» **Your objective**: From the entries, filter out every line that lacks "data" and copy the rest.
_ _ _ _ _
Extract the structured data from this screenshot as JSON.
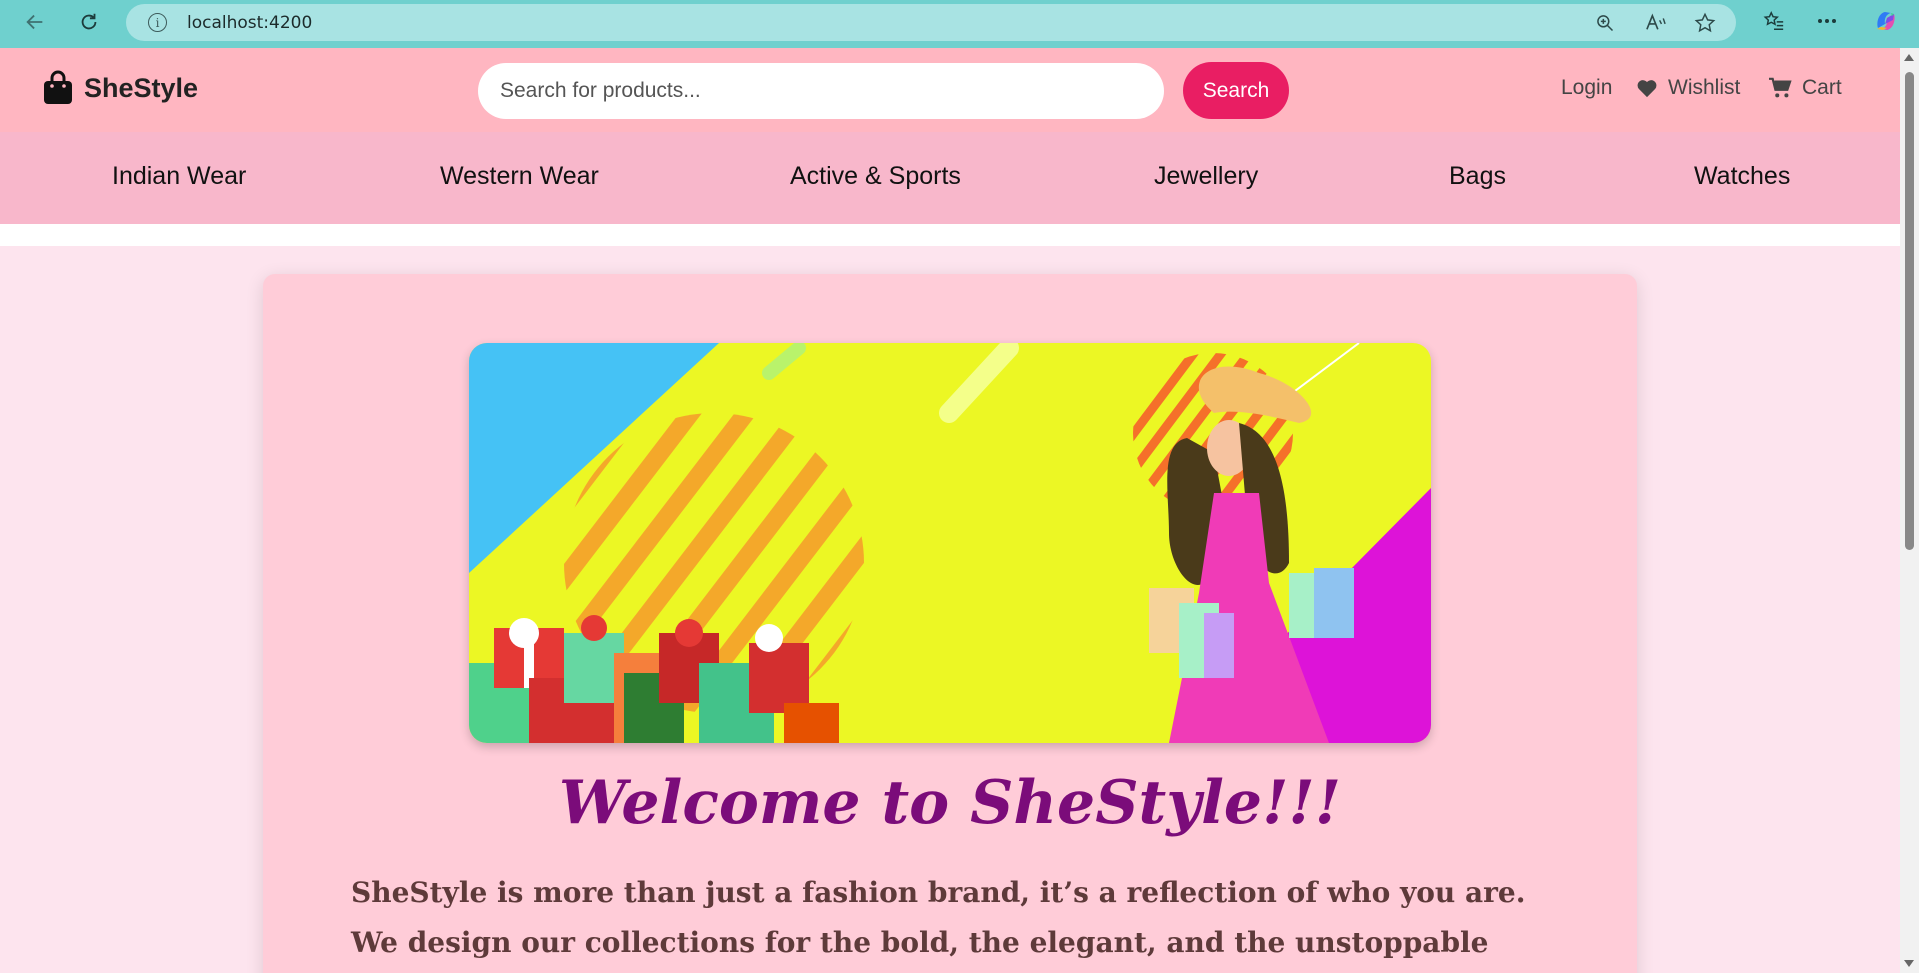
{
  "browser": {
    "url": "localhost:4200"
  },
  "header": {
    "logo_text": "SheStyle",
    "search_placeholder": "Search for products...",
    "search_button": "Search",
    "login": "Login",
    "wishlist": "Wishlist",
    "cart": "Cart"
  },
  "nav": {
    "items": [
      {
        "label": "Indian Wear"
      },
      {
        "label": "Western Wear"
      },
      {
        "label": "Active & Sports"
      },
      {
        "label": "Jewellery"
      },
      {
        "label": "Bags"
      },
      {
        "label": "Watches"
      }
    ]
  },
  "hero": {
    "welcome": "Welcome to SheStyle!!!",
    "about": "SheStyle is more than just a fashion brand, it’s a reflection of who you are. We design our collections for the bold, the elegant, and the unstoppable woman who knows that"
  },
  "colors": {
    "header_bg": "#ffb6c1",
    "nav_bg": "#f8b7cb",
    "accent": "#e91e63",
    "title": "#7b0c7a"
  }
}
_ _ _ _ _
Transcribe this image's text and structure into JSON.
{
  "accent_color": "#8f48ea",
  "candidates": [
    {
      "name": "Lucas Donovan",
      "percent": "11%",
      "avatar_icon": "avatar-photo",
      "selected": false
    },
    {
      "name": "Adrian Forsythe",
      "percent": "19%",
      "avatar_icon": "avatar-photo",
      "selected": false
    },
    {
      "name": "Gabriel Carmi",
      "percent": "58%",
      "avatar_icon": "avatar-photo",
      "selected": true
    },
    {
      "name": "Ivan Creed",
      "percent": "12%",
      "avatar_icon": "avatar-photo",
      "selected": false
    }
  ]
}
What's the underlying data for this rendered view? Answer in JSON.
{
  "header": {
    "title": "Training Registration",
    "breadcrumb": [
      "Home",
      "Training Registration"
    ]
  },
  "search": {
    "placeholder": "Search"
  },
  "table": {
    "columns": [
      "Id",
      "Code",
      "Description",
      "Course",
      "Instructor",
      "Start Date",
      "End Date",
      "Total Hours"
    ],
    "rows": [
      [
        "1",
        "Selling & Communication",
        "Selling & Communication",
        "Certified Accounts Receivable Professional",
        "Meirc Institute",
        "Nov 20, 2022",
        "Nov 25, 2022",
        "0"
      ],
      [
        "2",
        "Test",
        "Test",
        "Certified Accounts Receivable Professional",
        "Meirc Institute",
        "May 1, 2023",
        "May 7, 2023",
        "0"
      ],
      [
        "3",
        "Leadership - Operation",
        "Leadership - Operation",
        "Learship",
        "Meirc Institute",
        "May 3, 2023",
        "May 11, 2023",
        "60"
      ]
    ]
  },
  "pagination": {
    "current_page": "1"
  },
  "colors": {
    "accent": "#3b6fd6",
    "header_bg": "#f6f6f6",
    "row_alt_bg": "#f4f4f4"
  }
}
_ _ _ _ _
» **Worked solution**:
Extract the structured data from this screenshot as JSON.
What's the underlying data for this rendered view? Answer in JSON.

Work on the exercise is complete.